On August 5, 2022, two bills extended the statute of limitations for civil and criminal enforcement actions for fraud in connection with the Paycheck Protection Program (PPP) and Economic Injury Disaster Loans (EIDL) to 10 years. The PPP and Bank Fraud Enforcement Harmonization Act of 2022 and the COVID-19 EIDL Fraud Statute of Limitations Act of 2022 were both passed by Congress with bipartisan support and signed by President Biden.
These bills demonstrate that pandemic relief fraud enforcement will continue to be a priority in the coming years. As of March 10, 2022, the government had already brought criminal charges against more than 1,000 defendants, with alleged losses exceeding $1.1 billion; seized over $1 billion in EIDL proceeds; and initiated more than 240 civil investigations into more than 1,800 individuals and entities for alleged misconduct in connection with pandemic relief loans totaling more than $6 billion. The government has flagged tens of thousands of potentially fraudulent loans totaling several billion dollars, and we expect investigations into those loans to continue in earnest over the coming years.

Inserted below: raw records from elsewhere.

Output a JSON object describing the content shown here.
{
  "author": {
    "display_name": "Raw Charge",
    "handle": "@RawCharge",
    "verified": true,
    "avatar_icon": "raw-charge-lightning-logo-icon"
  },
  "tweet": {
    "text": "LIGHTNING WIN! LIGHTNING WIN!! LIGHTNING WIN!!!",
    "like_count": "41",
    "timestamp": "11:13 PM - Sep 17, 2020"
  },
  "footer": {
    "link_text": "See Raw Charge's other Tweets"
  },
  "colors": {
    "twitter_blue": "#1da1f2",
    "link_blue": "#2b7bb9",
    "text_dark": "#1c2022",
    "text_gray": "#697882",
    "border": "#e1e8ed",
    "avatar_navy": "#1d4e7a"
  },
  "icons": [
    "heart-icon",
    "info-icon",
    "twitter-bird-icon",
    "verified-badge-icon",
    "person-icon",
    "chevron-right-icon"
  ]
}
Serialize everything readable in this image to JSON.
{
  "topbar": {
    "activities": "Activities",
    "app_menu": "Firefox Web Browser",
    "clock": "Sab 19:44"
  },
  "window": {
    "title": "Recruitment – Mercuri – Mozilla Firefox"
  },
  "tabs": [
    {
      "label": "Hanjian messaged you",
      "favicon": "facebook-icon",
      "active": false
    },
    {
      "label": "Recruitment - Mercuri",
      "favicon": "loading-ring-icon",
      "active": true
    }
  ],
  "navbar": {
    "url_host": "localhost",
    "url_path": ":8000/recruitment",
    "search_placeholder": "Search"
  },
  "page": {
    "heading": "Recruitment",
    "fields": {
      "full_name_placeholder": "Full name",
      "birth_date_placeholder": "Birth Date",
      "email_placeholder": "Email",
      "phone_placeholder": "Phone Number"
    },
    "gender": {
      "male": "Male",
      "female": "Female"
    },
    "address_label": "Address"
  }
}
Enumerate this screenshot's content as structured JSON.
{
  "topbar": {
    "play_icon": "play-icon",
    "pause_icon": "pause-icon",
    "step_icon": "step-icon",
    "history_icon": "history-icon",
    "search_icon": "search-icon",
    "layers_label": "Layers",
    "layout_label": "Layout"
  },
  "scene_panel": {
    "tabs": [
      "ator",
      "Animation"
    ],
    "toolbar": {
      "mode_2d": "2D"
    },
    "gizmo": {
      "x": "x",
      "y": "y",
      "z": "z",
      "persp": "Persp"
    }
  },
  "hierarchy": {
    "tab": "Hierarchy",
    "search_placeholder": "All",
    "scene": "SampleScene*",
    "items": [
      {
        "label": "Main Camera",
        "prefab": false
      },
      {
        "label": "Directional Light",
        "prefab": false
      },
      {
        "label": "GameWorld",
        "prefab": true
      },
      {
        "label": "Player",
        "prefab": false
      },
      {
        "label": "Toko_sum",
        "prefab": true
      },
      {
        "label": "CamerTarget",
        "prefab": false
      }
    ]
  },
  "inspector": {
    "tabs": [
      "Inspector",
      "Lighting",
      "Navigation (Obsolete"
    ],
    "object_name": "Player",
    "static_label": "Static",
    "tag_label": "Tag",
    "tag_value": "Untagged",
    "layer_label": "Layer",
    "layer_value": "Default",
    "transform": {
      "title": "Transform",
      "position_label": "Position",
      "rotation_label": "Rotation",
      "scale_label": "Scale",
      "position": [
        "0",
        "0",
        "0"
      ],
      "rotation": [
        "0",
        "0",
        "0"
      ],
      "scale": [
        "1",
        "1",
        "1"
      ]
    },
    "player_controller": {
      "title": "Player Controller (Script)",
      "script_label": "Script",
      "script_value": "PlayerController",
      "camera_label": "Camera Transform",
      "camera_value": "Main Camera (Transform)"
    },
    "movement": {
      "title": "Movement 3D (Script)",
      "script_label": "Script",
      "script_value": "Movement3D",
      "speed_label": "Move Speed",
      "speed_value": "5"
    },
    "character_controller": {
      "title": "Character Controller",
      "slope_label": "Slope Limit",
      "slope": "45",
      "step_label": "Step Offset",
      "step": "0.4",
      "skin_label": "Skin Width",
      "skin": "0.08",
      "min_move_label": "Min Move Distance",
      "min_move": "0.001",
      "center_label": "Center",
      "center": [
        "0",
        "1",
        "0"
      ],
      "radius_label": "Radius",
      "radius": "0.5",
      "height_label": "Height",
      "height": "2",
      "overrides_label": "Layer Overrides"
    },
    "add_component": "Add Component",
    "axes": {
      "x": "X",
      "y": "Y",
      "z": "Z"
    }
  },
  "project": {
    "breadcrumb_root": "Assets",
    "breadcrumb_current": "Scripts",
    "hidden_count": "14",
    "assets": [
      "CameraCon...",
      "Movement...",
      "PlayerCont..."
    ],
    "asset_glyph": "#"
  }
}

Before passage of these bills, the statute of limitations for civil and criminal fraud enforcement actions concerning PPP and EIDL loans was six years. Now that the statute of limitations has been extended to 10 years, borrowers should maintain all of their loan files for at least 10 years from the date a loan was received, used, and — if applicable — forgiven, whichever date is later. It is worth noting that many forms issued by government agencies, such as the U.S. Small Business Administration, advise borrowers to retain files for six years, as do certain regulations enacted before these bills. To the extent there is a conflict between older forms or regulations and the new laws, the new laws’ 10-year limitations period likely controls.
In addition to maintaining their loan files for 10 years, companies and individuals who applied for and received government-sponsored pandemic relief funding should conduct due diligence to ensure those funds were properly received, used, and forgiven.